This column originally ran on August 9, 2012 in Nauvoo Times. In honor of primary election season, we are reprinting it today.
I am not someone who enjoys heated political conversations, particularly when
they are started in my home by someone who is not part of my household. This
is partly because I lack interest, but more importantly because I don't enjoy the
feeling of contention it brings.
How can I ask a guest to stop bringing up politics, or at least to keep them
friendly, without offending him or making him feel unwelcome?
I sense that you would like a non-confrontational approach to this problem.
Three ideas come to mind.
1. Don't go there.
As hostess, you can steer conversation away from political topics. Start
conversations about non-political topics. And avoid any topic that might act as

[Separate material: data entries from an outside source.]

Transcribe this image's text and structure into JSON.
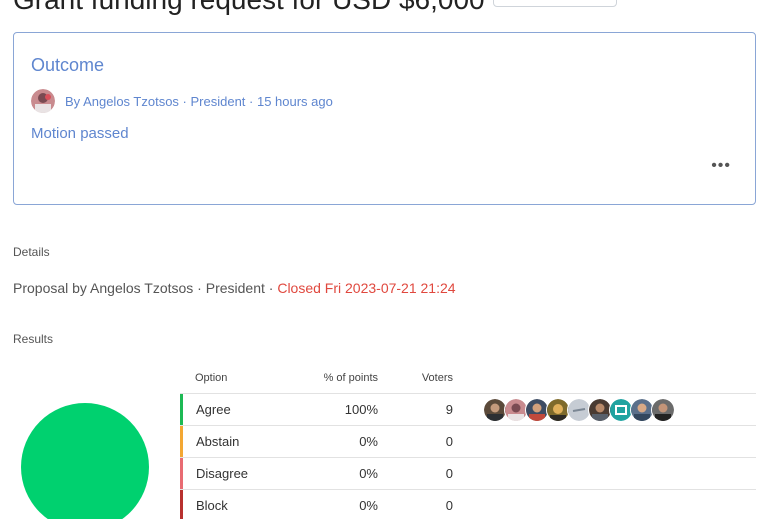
{
  "header": {
    "title": "Grant funding request for USD $6,000"
  },
  "outcome": {
    "heading": "Outcome",
    "meta": "By Angelos Tzotsos · President · 15 hours ago",
    "statement": "Motion passed",
    "more_label": "•••"
  },
  "details": {
    "label": "Details",
    "proposal_text": "Proposal by Angelos Tzotsos · President · ",
    "closed_text": "Closed Fri 2023-07-21 21:24"
  },
  "results": {
    "label": "Results",
    "columns": {
      "option": "Option",
      "points": "% of points",
      "voters": "Voters"
    },
    "rows": [
      {
        "option": "Agree",
        "percent": "100%",
        "voters": "9",
        "color": "#1db954"
      },
      {
        "option": "Abstain",
        "percent": "0%",
        "voters": "0",
        "color": "#f3a733"
      },
      {
        "option": "Disagree",
        "percent": "0%",
        "voters": "0",
        "color": "#e86b72"
      },
      {
        "option": "Block",
        "percent": "0%",
        "voters": "0",
        "color": "#b8312f"
      }
    ]
  },
  "chart_data": {
    "type": "pie",
    "categories": [
      "Agree",
      "Abstain",
      "Disagree",
      "Block"
    ],
    "values": [
      100,
      0,
      0,
      0
    ],
    "colors": [
      "#00d16f",
      "#f3a733",
      "#e86b72",
      "#b8312f"
    ]
  }
}
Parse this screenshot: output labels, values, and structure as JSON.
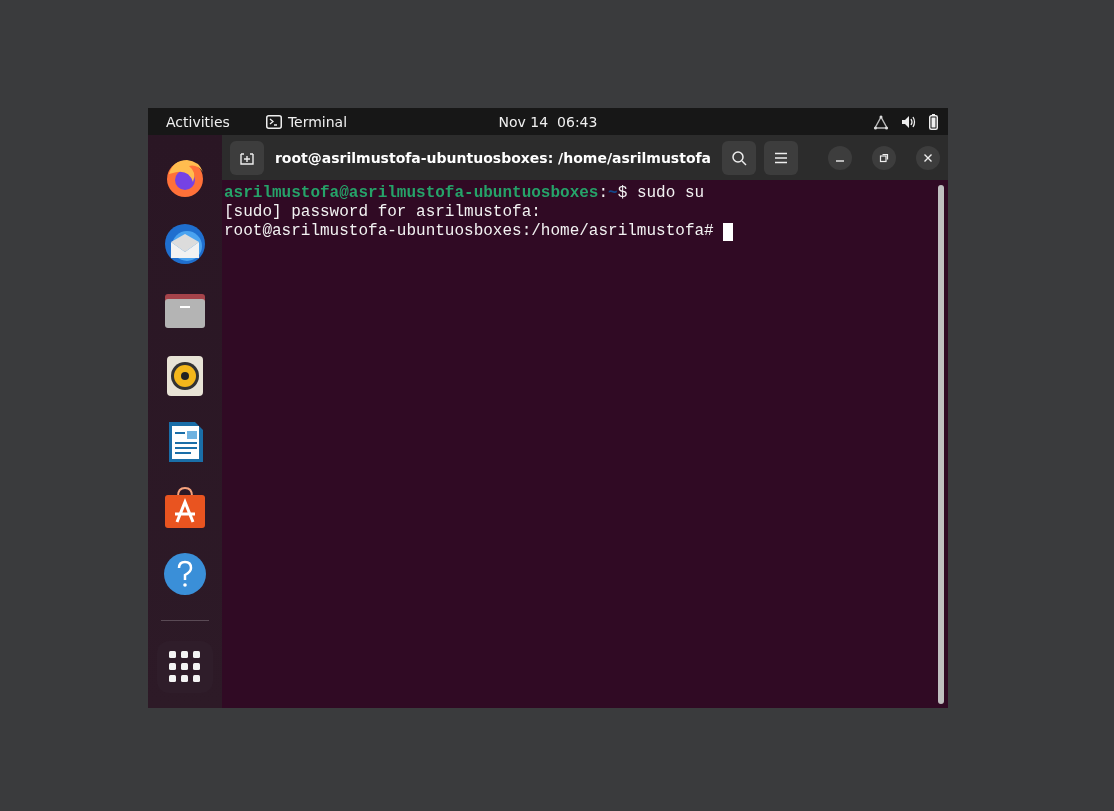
{
  "top_bar": {
    "activities": "Activities",
    "app_name": "Terminal",
    "clock": "Nov 14  06:43"
  },
  "dock": {
    "apps": [
      {
        "kind": "browser"
      },
      {
        "kind": "mail"
      },
      {
        "kind": "files"
      },
      {
        "kind": "music"
      },
      {
        "kind": "writer"
      },
      {
        "kind": "store"
      },
      {
        "kind": "help"
      }
    ]
  },
  "terminal": {
    "title": "root@asrilmustofa-ubuntuosboxes: /home/asrilmustofa",
    "lines": [
      {
        "segments": [
          {
            "kind": "user",
            "text": "asrilmustofa@asrilmustofa-ubuntuosboxes"
          },
          {
            "kind": "plain",
            "text": ":"
          },
          {
            "kind": "path",
            "text": "~"
          },
          {
            "kind": "plain",
            "text": "$ sudo su"
          }
        ]
      },
      {
        "segments": [
          {
            "kind": "plain",
            "text": "[sudo] password for asrilmustofa:"
          }
        ]
      },
      {
        "segments": [
          {
            "kind": "plain",
            "text": "root@asrilmustofa-ubuntuosboxes:/home/asrilmustofa# "
          }
        ],
        "cursor": true
      }
    ]
  }
}
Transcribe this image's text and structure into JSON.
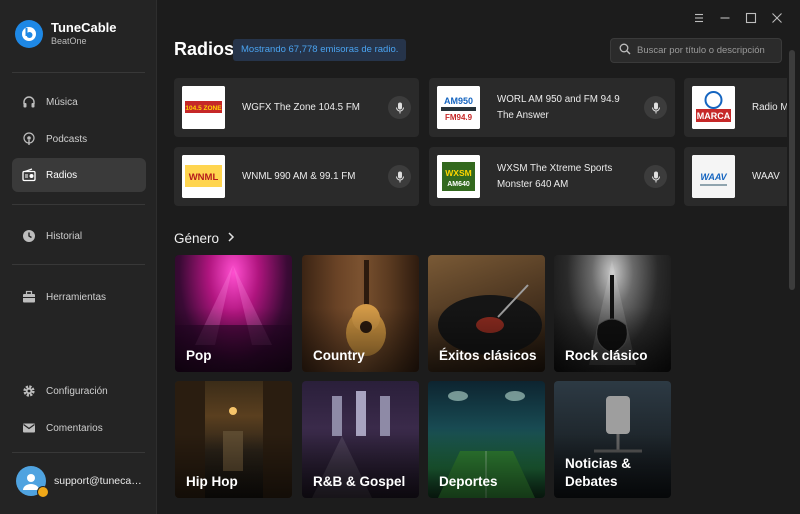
{
  "app": {
    "name": "TuneCable",
    "subtitle": "BeatOne"
  },
  "sidebar": {
    "items": [
      {
        "label": "Música",
        "icon": "headphones-icon"
      },
      {
        "label": "Podcasts",
        "icon": "podcast-icon"
      },
      {
        "label": "Radios",
        "icon": "radio-icon",
        "active": true
      },
      {
        "label": "Historial",
        "icon": "clock-icon"
      },
      {
        "label": "Herramientas",
        "icon": "toolbox-icon"
      },
      {
        "label": "Configuración",
        "icon": "gear-icon"
      },
      {
        "label": "Comentarios",
        "icon": "mail-icon"
      }
    ],
    "user_email": "support@tunecable.com"
  },
  "header": {
    "title": "Radios",
    "count_text": "Mostrando 67,778 emisoras de radio.",
    "search_placeholder": "Buscar por título o descripción"
  },
  "radios": [
    {
      "name": "WGFX The Zone 104.5 FM",
      "logo_text": "104.5 THE ZONE"
    },
    {
      "name": "WORL AM 950 and FM 94.9 The Answer",
      "logo_text": "AM950 FM94.9"
    },
    {
      "name": "Radio Marca",
      "logo_text": "RADIO MARCA"
    },
    {
      "name": "WNML 990 AM & 99.1 FM",
      "logo_text": "WNML"
    },
    {
      "name": "WXSM The Xtreme Sports Monster 640 AM",
      "logo_text": "WXSM AM640"
    },
    {
      "name": "WAAV",
      "logo_text": "WAAV"
    }
  ],
  "genres_title": "Género",
  "genres": [
    {
      "label": "Pop",
      "bg": "pop"
    },
    {
      "label": "Country",
      "bg": "country"
    },
    {
      "label": "Éxitos clásicos",
      "bg": "classics"
    },
    {
      "label": "Rock clásico",
      "bg": "rock"
    },
    {
      "label": "Hip Hop",
      "bg": "hiphop"
    },
    {
      "label": "R&B & Gospel",
      "bg": "gospel"
    },
    {
      "label": "Deportes",
      "bg": "sports"
    },
    {
      "label": "Noticias & Debates",
      "bg": "news"
    }
  ],
  "colors": {
    "accent": "#1e88e5",
    "pill_text": "#4aa3f0",
    "sidebar_bg": "#242424",
    "main_bg": "#1c1c1c"
  }
}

a bridge to a political rant, such as farm subsidies or high-speed rail.
If you hear someone else mention such a topic, jump in with a segue, such as
"Did you ever hear about Jake's trip on a Soviet train? It was so interesting."

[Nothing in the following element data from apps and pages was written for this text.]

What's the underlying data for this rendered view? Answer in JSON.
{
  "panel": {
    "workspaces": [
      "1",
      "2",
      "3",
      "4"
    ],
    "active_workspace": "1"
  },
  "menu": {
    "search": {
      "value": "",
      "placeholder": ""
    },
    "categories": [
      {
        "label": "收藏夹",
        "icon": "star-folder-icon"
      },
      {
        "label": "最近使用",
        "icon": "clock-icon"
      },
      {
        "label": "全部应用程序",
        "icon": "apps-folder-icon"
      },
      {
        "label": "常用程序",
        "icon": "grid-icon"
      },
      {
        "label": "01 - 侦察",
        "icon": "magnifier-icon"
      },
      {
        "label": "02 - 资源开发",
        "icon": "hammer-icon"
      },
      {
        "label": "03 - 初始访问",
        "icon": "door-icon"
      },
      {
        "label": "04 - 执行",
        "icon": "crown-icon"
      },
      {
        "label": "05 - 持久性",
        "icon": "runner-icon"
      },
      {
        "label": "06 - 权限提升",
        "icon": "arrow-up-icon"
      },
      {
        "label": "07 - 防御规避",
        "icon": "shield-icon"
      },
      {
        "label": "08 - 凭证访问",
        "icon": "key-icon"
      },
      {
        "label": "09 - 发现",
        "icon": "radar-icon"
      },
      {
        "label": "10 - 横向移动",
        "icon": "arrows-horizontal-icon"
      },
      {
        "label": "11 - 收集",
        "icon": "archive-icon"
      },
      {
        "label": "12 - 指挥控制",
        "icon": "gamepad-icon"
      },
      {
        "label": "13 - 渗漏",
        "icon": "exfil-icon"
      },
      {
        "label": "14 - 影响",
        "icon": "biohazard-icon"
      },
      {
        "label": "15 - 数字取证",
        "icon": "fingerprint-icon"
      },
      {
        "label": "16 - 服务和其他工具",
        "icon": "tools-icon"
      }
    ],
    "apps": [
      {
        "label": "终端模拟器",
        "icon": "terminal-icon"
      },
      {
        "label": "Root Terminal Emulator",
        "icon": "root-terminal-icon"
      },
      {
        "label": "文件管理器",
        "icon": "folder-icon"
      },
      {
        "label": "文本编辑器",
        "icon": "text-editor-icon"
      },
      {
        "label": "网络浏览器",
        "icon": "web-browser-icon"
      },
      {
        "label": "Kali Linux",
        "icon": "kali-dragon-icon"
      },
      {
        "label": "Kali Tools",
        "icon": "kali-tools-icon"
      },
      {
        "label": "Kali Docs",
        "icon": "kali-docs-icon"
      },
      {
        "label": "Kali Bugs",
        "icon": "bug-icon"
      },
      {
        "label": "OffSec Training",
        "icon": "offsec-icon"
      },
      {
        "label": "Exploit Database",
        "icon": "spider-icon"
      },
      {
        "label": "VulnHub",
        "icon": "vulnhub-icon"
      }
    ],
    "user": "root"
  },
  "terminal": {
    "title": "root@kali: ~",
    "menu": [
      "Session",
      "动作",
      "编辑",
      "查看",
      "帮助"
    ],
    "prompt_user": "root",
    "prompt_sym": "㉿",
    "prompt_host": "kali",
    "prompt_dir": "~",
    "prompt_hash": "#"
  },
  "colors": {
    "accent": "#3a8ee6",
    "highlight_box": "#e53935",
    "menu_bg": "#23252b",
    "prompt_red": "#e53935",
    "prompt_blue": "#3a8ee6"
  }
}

And then turn to Jake expectantly.
Or you can choose the one non-political aspect of what your guest just said
and ask about that. For example, if your guest says that his niece can't get in

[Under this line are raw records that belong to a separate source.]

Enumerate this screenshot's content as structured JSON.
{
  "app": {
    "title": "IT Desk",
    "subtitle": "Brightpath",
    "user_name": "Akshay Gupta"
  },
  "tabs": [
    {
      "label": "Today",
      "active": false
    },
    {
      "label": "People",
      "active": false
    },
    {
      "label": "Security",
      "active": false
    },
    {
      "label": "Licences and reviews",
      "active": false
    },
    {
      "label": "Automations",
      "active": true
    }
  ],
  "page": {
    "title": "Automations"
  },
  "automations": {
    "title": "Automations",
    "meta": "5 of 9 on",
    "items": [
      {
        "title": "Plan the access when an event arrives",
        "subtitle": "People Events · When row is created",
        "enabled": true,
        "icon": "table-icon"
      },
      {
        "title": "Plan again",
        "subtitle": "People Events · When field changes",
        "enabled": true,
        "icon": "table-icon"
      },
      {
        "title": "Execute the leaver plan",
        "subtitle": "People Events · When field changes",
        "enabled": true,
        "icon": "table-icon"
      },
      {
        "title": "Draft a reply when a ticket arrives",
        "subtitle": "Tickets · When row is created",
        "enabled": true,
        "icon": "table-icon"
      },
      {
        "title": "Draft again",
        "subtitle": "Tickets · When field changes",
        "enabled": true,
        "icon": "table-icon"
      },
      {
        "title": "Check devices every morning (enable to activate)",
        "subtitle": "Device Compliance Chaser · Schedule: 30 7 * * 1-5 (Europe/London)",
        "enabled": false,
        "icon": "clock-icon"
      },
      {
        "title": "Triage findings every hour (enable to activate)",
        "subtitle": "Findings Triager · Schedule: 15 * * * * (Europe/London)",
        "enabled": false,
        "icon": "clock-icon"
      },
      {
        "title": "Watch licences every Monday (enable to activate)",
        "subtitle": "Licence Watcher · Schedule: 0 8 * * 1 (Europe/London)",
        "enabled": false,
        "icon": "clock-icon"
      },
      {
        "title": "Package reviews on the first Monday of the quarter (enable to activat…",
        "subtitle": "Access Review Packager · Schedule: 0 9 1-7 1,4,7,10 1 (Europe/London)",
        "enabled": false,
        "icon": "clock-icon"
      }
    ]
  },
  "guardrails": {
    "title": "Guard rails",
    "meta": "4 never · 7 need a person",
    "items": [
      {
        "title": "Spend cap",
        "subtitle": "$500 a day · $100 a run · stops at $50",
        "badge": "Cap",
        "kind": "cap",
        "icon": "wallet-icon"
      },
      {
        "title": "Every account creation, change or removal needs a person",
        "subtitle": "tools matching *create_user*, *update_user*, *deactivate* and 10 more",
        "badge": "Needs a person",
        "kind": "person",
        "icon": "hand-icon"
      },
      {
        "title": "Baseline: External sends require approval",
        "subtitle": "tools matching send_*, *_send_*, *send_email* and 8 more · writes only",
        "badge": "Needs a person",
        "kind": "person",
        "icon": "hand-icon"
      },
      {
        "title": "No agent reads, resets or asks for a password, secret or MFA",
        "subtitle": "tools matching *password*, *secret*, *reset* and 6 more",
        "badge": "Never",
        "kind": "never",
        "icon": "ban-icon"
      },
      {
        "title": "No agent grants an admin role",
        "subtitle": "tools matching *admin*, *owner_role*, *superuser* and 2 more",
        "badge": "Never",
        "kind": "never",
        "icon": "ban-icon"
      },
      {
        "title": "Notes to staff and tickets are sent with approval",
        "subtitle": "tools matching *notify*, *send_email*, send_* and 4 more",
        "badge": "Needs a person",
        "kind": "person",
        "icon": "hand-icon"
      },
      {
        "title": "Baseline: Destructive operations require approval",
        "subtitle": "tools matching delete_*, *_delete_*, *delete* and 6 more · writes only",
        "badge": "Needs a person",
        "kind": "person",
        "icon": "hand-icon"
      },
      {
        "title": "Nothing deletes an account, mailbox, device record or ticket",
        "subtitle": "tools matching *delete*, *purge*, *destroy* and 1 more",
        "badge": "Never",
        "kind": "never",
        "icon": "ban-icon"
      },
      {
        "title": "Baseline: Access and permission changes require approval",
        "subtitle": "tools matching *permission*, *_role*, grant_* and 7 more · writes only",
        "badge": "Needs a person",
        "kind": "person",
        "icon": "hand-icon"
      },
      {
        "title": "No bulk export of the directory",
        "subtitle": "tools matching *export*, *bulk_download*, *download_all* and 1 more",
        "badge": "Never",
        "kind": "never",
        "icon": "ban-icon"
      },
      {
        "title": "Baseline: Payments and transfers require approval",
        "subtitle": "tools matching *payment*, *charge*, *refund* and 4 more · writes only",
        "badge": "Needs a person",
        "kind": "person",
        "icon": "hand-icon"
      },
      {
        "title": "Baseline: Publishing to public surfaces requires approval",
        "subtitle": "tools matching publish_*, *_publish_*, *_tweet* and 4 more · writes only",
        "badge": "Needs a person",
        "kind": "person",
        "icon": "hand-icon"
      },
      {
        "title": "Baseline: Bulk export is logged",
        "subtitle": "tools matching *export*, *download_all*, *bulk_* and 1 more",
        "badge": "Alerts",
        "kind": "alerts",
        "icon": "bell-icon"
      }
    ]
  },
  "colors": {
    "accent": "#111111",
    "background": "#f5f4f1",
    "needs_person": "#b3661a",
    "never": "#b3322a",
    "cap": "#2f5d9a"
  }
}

to see her doctor anymore because of Obamacare, and you smell a rant coming
on, ask where his niece lives or what she does or if she is the same niece you
met when she visited last April.
2. The sudden interruption that you simply cannot contain.
Let's say your guest starts down a contentious path. You might say, "Oh! I just
remembered! Before I forget I have to ask you . . . ." and then ask about a
totally different topic within the person's expertise.
You could also call away your guest or his conversation partner to do
something that only he or she can do, such as opening a stubborn jar of
pickles or setting up the game of Catan everyone has been waiting to play. Be
sure to act embarrassed that you are interrupting.
3. Look politely blank. Say, "Oh." And then change the subject.
This will be difficult if you think the person's statement is absurd
-- or dead-on. But if you rebut -- or endorse -- the statement, your
interest in the subject
will be established and the conversation will gain momentum instead of
Depending on your relationship with your guest and on his personality, there is
a fourth option.
4. Disagree blandly.
When met with an outlandish statement, respond calmly. "Really? I don't think
so." Or, "Really? I read [the opposite]." Then shrug and change the subject.
You can only do this if you appear calm, slightly bored, and well informed. It
will not work if the person is intent on evangelizing.
Some people might advocate telling the person flat out that you don't want to
hear his political rants.
But this is not very gracious. It will likely create a
horrible, awkward moment for everyone, and you will look mean. There are
very few people in the world who could accomplish it without making everyone
at the gathering feel uncomfortable.
But if you must attempt it, nix the topic and not the person. The second you
feel the conversation going south, hop in with a quick laugh and say something
like, "Oh, no, no, no! Let's not talk about labor unions tonight!" It's hard to pull
off in a way that amuses instead of insults, so use great caution.
Guests, for their part, should remember the old rule against discussing politics
and religion. Unless you are 100% sure you are gathered with people who have
a similar interest in discussing politics at a similar volume, it is best to avoid